Hello dear friends! Its not often you will find me talking about what we’ve been up to with our 1940s shows. But here I am, typing away to give you all a special little story that just took place a couple Saturdays ago.
A while back, one of our patrons contacted us to book us for a 45 minute show at a Veterans home in Georgetown, Ohio. We found out that there are only two of these homes in Ohio, with the second one being situated several hours north of us. Before this contact, we didn’t even know there were such homes in Ohio, and you can imagine how very glad we were to have the honor of going to the one just right outside our neck of the woods! During the weeks prior to the gig, the girls and I were working on our new Andrews Sisters uniforms (as seen in the photo above), and during the week we finished them up, nearly to the day of the performance. It was such a great feeling–we were at last outfitted in the 1940s military inspired getups we had been dreaming about attaining ever since we discovered the Andrews Sisters! And thanks to Brigid’s meticulous eye and stubborn pursuit to find the perfect patterns and the perfect fabric, they ended up being just that–perfect! All the way down to our 1940s fashioned dance shoes, with the forthcoming addition of ties and tie chains, we can safely say after long searches on the internet that these three uniforms are the only ones of their kind. (Brigi dear, you’re a wonder!)

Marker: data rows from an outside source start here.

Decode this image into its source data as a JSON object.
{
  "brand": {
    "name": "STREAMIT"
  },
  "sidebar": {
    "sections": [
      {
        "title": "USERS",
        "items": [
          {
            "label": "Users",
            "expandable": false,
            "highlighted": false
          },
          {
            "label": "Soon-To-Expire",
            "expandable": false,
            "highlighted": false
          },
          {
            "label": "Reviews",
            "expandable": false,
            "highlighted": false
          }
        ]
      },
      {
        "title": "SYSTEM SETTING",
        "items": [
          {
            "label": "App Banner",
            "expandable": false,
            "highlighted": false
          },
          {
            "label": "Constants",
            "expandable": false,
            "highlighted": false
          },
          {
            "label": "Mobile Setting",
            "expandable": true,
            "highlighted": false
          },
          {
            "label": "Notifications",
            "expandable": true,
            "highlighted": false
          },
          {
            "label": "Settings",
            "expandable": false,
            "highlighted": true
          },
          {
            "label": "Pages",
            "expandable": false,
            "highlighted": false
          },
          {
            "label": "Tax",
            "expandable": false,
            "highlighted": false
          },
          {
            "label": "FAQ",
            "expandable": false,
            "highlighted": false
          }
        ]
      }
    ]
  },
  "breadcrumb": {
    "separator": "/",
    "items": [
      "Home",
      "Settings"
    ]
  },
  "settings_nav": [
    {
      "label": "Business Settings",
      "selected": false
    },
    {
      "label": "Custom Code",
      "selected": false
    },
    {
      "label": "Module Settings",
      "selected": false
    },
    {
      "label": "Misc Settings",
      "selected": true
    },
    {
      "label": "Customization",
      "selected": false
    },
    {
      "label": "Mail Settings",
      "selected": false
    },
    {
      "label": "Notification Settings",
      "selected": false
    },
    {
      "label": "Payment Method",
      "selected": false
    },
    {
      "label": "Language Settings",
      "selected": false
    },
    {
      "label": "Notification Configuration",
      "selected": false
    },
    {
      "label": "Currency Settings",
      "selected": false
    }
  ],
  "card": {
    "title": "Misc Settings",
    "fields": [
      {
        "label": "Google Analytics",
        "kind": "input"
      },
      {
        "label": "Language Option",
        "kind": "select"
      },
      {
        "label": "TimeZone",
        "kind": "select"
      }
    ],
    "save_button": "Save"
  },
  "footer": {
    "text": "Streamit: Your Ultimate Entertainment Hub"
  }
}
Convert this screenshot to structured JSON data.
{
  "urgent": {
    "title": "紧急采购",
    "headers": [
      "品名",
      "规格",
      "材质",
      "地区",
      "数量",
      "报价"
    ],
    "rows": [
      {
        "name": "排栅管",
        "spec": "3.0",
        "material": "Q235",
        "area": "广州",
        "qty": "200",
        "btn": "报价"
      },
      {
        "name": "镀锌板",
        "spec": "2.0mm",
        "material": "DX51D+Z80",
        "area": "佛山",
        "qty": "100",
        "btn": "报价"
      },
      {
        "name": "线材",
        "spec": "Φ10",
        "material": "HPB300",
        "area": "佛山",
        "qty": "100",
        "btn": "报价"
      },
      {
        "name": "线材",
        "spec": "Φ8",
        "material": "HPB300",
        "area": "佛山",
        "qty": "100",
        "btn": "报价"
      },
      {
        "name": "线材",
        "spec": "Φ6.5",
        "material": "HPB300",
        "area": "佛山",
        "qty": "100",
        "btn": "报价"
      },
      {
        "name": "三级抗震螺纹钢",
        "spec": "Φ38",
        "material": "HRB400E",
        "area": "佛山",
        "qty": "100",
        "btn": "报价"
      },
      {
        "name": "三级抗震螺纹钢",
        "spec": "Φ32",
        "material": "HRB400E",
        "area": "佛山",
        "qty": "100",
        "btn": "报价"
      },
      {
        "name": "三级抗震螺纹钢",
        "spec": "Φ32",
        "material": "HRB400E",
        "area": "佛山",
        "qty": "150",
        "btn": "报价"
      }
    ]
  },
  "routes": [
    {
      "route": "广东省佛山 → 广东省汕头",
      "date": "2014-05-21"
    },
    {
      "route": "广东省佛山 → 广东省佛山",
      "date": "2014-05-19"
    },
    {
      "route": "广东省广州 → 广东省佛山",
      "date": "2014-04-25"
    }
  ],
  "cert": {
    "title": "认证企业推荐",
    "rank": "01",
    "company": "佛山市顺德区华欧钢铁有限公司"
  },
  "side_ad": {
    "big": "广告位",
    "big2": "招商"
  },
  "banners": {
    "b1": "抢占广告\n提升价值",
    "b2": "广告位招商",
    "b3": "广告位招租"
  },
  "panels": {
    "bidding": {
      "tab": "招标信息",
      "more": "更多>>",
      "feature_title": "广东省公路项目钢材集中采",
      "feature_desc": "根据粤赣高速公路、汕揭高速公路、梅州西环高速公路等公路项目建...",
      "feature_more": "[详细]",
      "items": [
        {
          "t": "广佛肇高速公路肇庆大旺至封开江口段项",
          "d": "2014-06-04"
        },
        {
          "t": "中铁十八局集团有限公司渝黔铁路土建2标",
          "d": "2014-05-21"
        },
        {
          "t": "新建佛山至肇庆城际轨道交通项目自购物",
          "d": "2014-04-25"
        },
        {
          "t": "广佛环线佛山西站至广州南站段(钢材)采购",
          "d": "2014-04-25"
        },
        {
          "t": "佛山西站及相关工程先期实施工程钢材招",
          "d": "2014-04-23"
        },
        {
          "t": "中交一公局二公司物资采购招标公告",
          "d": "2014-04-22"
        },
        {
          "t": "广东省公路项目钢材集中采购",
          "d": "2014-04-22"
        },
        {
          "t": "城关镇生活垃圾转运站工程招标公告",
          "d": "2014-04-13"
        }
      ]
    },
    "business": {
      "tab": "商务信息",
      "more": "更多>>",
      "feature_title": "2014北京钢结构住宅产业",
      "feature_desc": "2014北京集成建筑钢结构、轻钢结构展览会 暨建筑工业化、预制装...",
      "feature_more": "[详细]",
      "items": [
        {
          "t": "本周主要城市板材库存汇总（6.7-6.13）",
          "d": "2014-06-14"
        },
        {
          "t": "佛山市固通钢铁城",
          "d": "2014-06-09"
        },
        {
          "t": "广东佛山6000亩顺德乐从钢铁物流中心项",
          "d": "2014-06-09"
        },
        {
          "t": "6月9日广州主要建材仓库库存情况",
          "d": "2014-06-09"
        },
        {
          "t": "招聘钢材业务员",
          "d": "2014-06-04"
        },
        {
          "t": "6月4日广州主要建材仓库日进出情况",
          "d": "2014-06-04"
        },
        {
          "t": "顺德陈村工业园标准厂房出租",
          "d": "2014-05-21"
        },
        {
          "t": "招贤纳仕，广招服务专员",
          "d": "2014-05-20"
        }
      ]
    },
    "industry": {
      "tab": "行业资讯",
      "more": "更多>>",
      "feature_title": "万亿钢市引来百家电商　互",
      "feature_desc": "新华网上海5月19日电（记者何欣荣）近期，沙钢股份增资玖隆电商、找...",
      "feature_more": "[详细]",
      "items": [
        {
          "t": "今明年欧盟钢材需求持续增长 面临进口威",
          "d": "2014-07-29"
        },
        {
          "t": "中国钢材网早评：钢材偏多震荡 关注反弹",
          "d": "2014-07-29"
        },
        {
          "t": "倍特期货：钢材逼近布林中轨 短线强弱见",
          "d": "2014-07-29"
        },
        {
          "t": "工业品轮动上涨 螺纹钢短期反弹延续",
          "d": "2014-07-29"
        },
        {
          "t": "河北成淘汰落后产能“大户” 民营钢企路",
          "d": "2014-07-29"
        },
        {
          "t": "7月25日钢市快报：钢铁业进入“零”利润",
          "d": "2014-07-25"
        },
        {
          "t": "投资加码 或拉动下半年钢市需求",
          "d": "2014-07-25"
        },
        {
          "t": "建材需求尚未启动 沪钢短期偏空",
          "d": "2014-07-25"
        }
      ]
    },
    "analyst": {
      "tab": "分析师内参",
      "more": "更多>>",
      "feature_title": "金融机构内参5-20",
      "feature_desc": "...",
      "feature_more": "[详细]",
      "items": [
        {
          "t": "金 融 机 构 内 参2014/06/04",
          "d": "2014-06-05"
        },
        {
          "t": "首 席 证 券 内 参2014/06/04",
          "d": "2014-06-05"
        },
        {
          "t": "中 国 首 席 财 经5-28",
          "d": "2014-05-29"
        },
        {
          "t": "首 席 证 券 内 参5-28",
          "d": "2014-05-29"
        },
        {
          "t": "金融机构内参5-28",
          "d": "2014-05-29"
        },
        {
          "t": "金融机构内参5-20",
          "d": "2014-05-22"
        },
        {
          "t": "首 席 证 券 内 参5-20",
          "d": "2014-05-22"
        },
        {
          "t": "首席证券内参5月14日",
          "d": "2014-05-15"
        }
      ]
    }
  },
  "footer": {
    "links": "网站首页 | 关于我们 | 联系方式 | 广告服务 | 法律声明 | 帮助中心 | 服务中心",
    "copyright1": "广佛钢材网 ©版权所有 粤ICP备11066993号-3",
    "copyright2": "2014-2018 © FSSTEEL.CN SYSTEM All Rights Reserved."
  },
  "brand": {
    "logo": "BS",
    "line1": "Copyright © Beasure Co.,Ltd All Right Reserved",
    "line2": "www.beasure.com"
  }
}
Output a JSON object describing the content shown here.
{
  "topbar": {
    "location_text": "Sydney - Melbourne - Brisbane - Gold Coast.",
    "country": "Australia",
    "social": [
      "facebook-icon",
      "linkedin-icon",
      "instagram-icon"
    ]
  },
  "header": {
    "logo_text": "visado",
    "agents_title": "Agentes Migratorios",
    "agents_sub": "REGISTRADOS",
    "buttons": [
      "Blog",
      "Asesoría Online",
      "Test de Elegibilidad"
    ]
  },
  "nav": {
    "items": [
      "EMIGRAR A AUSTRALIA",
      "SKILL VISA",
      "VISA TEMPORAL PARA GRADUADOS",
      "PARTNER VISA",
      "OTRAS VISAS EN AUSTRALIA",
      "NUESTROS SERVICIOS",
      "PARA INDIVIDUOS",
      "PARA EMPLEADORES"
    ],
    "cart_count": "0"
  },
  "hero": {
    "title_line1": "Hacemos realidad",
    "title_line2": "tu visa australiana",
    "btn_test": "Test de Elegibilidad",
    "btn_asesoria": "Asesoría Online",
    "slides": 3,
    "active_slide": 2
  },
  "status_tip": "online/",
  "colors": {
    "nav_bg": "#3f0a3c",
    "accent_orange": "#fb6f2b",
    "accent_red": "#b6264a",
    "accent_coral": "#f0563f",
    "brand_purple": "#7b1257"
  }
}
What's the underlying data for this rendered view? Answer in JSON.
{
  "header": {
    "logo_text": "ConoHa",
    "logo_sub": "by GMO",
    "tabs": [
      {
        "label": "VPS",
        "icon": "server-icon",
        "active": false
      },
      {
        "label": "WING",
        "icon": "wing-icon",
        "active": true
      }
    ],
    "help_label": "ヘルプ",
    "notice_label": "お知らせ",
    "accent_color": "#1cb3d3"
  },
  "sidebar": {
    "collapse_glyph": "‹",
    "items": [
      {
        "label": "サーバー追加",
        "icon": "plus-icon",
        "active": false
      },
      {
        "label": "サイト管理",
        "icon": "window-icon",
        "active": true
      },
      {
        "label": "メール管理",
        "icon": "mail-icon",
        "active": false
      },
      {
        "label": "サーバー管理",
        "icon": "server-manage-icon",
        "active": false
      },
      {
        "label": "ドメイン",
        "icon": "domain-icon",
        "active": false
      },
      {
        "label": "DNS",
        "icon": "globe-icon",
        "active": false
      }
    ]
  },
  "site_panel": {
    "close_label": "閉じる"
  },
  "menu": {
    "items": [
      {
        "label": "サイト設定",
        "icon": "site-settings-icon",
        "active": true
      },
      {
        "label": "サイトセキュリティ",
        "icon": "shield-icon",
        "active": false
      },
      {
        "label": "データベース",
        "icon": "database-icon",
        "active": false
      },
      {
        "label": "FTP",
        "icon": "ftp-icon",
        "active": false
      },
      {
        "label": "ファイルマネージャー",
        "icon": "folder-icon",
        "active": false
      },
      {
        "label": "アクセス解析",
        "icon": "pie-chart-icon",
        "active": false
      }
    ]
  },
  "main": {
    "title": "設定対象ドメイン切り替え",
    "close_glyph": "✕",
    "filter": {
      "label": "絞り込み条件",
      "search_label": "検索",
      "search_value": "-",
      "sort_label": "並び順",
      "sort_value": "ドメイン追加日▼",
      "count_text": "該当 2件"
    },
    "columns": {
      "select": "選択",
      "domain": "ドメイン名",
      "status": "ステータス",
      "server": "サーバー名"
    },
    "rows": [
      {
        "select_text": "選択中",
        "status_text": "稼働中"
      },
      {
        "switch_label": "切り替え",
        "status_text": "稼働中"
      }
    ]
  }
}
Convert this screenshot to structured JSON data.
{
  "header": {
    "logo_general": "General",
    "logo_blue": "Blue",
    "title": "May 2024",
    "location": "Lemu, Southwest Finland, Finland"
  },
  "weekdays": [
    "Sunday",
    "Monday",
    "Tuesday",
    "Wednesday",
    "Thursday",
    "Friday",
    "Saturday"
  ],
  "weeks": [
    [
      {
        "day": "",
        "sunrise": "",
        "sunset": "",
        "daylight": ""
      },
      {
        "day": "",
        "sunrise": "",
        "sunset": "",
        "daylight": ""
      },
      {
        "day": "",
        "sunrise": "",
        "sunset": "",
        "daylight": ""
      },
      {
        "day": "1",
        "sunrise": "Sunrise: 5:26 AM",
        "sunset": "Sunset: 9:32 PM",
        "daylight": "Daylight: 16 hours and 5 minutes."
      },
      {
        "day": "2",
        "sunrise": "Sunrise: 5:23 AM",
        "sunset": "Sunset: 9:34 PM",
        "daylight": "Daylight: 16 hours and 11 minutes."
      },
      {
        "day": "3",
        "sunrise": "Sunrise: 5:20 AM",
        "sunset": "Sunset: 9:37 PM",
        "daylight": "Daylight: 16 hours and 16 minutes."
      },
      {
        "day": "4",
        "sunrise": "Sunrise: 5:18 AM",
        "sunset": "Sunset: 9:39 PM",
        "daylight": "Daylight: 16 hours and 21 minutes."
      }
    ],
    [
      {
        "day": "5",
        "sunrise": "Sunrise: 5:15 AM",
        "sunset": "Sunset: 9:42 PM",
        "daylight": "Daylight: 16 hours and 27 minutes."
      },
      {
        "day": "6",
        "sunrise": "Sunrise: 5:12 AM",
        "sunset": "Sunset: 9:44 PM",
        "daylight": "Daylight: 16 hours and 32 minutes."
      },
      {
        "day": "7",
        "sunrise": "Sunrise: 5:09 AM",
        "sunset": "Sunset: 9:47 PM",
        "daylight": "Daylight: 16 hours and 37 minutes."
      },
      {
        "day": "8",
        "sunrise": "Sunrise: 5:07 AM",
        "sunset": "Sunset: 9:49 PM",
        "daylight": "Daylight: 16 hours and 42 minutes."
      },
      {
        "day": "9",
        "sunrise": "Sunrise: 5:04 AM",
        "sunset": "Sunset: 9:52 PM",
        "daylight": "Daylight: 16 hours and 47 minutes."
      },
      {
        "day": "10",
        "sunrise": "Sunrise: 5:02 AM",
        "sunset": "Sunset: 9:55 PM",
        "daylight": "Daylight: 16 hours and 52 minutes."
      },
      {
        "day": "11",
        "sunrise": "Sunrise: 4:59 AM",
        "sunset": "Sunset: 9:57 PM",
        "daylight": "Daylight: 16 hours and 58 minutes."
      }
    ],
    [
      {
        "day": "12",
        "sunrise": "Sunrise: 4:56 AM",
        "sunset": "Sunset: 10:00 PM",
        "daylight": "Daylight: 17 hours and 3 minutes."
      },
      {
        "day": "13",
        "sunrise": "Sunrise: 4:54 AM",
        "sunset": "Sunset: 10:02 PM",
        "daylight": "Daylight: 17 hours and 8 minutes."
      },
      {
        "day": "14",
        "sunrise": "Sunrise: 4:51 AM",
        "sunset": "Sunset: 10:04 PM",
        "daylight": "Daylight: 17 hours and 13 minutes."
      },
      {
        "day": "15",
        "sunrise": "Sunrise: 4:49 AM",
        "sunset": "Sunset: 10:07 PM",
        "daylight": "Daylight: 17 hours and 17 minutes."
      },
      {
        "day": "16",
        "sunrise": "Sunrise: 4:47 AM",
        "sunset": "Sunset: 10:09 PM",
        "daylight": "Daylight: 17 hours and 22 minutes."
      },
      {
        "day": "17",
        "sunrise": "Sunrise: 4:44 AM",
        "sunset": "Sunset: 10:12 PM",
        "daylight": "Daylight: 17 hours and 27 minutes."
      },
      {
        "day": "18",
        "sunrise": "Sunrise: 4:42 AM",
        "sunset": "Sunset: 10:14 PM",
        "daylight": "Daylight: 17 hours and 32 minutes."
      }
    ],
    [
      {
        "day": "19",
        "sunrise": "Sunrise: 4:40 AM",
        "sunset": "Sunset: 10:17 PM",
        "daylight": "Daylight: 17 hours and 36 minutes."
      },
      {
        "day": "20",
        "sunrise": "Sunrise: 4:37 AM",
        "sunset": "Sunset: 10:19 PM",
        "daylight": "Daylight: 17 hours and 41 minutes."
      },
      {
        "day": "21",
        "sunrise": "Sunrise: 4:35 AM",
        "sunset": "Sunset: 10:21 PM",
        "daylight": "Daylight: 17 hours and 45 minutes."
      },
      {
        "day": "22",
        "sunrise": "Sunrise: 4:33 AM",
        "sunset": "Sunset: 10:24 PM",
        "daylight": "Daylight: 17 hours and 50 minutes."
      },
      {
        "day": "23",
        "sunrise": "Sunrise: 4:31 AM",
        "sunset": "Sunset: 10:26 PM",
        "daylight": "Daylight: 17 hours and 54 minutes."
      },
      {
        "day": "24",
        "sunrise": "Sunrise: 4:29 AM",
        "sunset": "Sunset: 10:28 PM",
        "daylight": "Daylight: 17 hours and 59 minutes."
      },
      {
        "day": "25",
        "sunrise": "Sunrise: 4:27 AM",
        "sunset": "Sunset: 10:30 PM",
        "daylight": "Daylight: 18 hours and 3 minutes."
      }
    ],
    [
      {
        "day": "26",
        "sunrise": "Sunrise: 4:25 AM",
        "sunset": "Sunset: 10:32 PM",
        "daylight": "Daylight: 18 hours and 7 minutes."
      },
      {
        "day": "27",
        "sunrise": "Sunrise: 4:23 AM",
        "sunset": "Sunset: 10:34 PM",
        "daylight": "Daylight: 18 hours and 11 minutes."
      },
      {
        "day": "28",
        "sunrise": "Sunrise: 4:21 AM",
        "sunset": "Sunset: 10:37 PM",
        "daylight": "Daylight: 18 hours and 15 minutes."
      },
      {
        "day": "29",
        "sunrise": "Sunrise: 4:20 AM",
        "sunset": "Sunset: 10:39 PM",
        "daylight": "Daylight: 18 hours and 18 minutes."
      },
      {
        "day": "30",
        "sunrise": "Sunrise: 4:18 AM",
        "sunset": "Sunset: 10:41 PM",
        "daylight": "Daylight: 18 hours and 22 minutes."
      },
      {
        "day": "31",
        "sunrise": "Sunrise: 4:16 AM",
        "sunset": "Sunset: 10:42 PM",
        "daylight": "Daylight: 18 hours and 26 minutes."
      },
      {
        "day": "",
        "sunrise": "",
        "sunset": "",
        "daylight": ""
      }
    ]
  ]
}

The good thoughts didn’t stop there however, for better than everything else I have just mentioned was the realization that these newly made, and almost perfect (tie-less) uniforms were going to make their debut for an audience who would recognize them by a mere side glance as being something akin to a WAC uniform, and by them recall a depth of history that we three young performers will never know as well as they. Yes indeed, the Lord meant for these uniforms to be seen by the many pairs of ancient eyes belonging to Veterans from WWII through the Vietnam War that day, and we were thankful beyond words.
In a word, the day was superb. We had a rousing good show, and after we were through on stage, the girls and I were presented, by three charming Veterans, with bouquets of rosy-hued carnations. These fine gentlemen rolled their way up in wheelchairs, but as they approached, I pictured them instead as the young men of war they once were, and tears nearly came to my eyes. We were overcome by their sweetness, and by the appreciation the VFW Post of Mount Orab (Post 9772 sponsored the show at the Veteran’s Home) showed the girls and I that day.
After all was said and done, we three went around to each Veteran, something we don’t often get to do because of this reason, or that agenda, but not that day. We were given welcoming hugs, and even a few proposals after we thanked the men for their service, and asked them various questions about their experience during the Wars. All of their accounts were unique, and some more foggy than others, but not one was more important or valued less than the other. These men had worked hard to keep our Nation free. Some didn’t like to talk, and one old gentlemen, whom I will never forget, couldn’t even stay long enough to hear the first tune of our show because he was so overcome with emotion and tears. The heartache still lingers in the souls of these fine men, and we are all indebted to them for their valiant service.
What do you think of our new Performance Uniforms?
Have you ever had the privilege of talking to and making friends with a Veteran or two?
What is the best question to ask a Veteran?
Much love and blessings!
Jessica, the Eldest Sister & Singer